Go through the records that follow and tally the lines with "name" in them; answer with the number alone.

Interface dataset entries:
-.-.-

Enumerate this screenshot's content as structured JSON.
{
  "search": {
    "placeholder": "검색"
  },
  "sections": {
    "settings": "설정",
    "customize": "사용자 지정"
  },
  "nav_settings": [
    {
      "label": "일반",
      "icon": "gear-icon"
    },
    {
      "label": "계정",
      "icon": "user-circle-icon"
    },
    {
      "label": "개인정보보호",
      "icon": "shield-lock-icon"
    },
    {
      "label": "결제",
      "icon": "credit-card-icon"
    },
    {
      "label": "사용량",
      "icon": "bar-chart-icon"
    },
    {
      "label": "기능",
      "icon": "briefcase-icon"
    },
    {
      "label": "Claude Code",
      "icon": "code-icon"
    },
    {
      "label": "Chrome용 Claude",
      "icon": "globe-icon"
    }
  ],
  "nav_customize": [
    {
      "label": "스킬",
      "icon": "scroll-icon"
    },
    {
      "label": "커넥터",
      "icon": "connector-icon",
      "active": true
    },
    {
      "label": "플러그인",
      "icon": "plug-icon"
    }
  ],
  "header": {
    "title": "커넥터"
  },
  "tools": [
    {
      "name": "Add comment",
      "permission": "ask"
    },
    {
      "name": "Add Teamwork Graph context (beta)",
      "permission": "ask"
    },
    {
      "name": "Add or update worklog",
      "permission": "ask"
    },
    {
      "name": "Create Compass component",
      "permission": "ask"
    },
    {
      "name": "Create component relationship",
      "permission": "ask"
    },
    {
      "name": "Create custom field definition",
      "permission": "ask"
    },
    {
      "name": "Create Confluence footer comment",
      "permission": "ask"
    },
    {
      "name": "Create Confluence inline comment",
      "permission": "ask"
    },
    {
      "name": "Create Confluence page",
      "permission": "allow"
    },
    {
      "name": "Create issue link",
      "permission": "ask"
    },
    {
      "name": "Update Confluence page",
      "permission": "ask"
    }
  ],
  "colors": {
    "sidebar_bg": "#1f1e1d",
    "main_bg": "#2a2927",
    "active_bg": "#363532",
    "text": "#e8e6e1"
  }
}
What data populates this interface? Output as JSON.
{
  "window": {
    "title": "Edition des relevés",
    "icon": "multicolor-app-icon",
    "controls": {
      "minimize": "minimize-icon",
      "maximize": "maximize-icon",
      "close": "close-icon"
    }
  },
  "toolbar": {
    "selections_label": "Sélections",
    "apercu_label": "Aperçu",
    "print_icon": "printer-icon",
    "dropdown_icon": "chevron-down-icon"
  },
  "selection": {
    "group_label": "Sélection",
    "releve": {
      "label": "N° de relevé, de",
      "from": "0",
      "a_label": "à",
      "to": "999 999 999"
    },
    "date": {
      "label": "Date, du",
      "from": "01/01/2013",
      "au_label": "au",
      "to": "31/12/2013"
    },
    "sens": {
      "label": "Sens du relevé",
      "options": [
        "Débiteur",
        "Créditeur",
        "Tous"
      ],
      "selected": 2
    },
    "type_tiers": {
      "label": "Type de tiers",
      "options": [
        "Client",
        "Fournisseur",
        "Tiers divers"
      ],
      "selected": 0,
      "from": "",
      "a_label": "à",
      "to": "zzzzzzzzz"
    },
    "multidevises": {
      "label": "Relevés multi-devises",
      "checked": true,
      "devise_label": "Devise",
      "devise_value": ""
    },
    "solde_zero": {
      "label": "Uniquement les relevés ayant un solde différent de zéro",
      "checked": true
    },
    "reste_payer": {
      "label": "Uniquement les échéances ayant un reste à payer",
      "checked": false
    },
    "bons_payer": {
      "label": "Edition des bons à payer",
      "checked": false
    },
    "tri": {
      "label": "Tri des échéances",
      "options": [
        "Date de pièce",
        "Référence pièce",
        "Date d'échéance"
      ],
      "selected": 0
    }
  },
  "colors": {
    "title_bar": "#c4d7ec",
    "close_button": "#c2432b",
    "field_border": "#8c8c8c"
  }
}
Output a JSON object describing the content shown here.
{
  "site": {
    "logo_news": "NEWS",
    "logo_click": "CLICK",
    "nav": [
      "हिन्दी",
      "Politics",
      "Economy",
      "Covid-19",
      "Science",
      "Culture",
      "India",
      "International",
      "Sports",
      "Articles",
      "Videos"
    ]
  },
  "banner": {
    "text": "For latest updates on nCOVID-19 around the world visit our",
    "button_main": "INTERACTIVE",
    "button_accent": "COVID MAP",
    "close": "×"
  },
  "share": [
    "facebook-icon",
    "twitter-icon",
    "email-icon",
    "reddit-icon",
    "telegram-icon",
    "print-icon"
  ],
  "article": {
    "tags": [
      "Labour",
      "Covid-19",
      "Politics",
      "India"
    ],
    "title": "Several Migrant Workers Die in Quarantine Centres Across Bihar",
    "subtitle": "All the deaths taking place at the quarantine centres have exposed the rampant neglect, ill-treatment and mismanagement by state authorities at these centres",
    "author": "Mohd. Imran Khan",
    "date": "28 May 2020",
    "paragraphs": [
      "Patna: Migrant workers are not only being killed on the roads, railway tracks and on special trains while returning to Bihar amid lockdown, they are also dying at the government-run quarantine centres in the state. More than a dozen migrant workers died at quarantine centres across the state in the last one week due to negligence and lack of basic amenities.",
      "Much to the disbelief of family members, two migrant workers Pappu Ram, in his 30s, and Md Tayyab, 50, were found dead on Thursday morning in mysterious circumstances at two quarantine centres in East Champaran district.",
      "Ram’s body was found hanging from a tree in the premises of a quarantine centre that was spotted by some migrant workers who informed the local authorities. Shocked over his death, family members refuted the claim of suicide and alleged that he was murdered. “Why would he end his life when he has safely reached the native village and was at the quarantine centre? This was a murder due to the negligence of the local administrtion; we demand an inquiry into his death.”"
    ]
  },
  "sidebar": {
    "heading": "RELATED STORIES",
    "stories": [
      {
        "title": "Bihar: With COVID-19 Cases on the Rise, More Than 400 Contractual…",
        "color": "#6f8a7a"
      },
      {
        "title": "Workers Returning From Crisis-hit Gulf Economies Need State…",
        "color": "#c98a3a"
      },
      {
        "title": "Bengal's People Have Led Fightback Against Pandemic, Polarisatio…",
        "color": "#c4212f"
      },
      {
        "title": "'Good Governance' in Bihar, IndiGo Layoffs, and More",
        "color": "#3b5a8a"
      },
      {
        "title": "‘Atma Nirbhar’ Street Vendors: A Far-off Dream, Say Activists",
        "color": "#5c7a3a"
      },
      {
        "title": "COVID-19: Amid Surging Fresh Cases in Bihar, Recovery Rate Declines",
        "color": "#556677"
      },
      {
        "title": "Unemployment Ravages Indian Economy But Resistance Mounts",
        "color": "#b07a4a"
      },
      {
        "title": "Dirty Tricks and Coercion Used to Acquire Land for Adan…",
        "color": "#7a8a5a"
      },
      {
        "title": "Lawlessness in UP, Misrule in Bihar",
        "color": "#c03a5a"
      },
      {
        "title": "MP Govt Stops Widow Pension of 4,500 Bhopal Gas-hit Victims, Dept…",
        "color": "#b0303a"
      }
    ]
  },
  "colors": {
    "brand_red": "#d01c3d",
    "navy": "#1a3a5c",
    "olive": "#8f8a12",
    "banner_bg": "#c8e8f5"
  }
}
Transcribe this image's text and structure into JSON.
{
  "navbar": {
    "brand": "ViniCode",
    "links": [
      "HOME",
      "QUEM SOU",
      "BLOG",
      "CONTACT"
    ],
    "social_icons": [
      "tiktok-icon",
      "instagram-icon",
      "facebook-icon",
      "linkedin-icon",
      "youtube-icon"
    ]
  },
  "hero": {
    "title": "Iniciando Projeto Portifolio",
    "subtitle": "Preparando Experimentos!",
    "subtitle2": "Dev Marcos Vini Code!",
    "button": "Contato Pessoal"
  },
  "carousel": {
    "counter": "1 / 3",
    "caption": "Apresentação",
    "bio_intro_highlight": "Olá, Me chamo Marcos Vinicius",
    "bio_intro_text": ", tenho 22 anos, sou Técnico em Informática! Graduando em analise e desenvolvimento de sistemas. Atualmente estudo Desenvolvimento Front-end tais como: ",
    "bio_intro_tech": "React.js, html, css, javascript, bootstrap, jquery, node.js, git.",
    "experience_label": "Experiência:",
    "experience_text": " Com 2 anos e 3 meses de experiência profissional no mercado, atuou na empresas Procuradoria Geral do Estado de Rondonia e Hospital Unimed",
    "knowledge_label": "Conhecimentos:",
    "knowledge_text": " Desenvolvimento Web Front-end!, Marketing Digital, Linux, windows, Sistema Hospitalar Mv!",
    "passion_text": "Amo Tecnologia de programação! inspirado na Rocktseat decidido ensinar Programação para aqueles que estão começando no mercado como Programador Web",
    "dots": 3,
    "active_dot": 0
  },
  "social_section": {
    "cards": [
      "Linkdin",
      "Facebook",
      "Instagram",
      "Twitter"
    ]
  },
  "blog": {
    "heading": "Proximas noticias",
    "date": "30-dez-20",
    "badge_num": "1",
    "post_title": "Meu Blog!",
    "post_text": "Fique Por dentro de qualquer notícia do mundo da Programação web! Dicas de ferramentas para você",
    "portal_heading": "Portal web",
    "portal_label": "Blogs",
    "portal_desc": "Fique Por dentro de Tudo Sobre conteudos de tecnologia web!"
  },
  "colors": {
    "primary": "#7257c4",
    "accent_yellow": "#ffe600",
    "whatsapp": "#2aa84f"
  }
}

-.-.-

EXERCISE OUTPUT
11